Again, I want to take a step back and examine what I mean by "purpose." I do not mean narcissism or imply an hierarchy of opinion toward your own work over another. I mean a underlying objective to your group of work.
Having a purpose to even the smallest project allows you to know that your art is full of technical or skill-based imperfections, but that perfection is not the point. You tried, you created for a purpose, you are better for it, your audience is better for it. Any lack of technique will continually get better; it is your purpose that you need to focus on and harness. This is the first step in finding where you are as an artist and being able to move forward.
"To quote from Whitman, 'O me! O life!... of the questions of these recurring; of the endless trains of the faithless... of cities filled with the foolish; what good amid these, O me, O life?' Answer. That you are here — that life exists, and identity; that the powerful play goes on and you may contribute a verse. That the powerful play goes on and you may contribute a verse. What will your verse be?"- Dead Poet Society, 1989 (screenplay by Tom Schulman)
The quote above illustrates your next move—forgive. As the script labeled "your career" has just begun, "what will your verse be?"
The most important step is to remember your purpose and forgive; you aren't that bad, at least not anymore. Forgive yourself for your imperfections that others will be quick to point out. It is okay to be imperfect, that's what makes you relatable and human.
To steal the words of the famous Ira Glass,**
“Nobody tells this to people who are beginners, I wish someone told me. All of us who do creative work, we get into it because we have good taste. But there is this gap. For the first couple years you make stuff, it’s just not that good. It’s trying to be good, it has potential, but it’s not. But your taste, the thing that got you into the game, is still killer. And your taste is why your work disappoints you. A lot of people never get past this phase, they quit. Most people I know who do interesting, creative work went through years of this. We know our work doesn’t have this special thing that we want it to have. We all go through this. And if you are just starting out or you are still in this phase, you gotta know its normal and the most important thing you can do is do a lot of work. Put yourself on a deadline so that every week you will finish one story. It is only by going through a volume of work that you will close that gap, and your work will be as good as your ambitions. And I took longer to figure out how to do this than anyone I’ve ever met. It’s gonna take awhile. It’s normal to take awhile. You’ve just gotta fight your way through.”

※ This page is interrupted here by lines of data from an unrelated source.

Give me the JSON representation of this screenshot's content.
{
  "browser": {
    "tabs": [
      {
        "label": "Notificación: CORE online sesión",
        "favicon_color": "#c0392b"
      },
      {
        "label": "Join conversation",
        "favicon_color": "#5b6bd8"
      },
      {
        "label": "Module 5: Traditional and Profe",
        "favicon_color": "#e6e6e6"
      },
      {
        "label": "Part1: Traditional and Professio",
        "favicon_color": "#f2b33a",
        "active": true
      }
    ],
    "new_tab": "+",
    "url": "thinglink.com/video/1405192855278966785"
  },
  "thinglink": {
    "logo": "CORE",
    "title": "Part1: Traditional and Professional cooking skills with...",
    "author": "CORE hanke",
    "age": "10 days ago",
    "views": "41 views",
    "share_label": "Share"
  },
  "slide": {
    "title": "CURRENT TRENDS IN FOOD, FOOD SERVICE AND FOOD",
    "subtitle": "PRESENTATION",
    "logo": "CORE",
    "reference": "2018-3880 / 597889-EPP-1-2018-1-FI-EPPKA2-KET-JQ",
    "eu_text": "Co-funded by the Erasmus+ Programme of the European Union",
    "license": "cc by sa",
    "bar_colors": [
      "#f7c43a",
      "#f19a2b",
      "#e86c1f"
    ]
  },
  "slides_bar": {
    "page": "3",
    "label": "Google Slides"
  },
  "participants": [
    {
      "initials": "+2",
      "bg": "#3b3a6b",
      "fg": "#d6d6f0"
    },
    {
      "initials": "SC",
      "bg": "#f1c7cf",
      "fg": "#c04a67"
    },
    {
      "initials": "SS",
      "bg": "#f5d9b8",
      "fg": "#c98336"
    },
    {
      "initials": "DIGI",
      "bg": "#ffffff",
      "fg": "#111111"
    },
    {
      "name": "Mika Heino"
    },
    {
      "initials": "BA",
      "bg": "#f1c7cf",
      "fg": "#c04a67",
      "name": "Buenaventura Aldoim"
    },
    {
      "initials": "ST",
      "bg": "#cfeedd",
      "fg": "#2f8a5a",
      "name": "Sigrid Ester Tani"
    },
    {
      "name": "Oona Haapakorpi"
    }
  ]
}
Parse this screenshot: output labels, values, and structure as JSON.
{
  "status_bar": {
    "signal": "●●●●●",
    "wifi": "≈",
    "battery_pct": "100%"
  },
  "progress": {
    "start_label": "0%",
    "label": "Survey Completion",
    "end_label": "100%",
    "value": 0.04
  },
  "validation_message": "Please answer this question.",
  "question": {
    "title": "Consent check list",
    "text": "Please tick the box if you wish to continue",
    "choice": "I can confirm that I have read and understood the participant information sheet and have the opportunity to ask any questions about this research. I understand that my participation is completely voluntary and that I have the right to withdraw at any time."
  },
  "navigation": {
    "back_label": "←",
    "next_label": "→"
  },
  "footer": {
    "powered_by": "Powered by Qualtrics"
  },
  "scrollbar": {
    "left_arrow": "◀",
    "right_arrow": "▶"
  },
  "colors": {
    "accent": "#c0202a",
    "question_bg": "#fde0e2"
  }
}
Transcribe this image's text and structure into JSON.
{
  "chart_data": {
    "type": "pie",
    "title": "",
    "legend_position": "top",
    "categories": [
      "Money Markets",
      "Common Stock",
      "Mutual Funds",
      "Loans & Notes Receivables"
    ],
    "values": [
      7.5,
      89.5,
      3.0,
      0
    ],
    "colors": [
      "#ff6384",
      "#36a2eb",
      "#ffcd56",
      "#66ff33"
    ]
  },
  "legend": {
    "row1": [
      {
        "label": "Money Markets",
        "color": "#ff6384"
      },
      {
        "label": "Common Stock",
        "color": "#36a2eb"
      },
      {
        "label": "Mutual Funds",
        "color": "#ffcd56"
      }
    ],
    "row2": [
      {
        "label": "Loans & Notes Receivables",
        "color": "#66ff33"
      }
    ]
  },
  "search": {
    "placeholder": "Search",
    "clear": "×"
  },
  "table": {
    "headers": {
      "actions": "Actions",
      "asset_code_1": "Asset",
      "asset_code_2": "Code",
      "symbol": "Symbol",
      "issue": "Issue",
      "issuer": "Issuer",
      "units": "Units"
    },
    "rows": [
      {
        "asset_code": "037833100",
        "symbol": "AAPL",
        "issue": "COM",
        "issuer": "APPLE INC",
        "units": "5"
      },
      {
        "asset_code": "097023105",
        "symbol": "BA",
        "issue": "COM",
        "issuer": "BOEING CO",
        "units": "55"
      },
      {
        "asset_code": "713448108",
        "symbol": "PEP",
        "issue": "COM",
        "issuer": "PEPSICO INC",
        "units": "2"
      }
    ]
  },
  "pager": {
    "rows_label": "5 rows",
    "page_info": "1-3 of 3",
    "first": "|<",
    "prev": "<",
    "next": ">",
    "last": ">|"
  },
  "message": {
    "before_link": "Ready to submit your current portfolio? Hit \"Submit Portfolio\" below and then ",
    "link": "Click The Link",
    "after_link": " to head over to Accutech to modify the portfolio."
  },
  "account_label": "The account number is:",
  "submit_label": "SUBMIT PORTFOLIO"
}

The fact that you may not be happy with your own work means you have gotten better, so don't let the imperfections be anything more than an encouragement that you are better. You have gotten closer to achieving your taste, and if you can forgive yourself and stop being a discouragement to yourself for just a moment, you will be years ahead of others.
This step is to learn to make something, look at it for what it is not and forgive yourself and move forward. True: it isn't perfect. But you realized that, and the next time, with or without the same imperfections in your work, you are better for it. You will always be better for finishing and presenting your artwork to the world... or maybe just your mom—like me.
*Disclaimer: I have changed some key details here to protect those I care about.
** Ira Glass, "The Gap": https://vimeo.com/85040589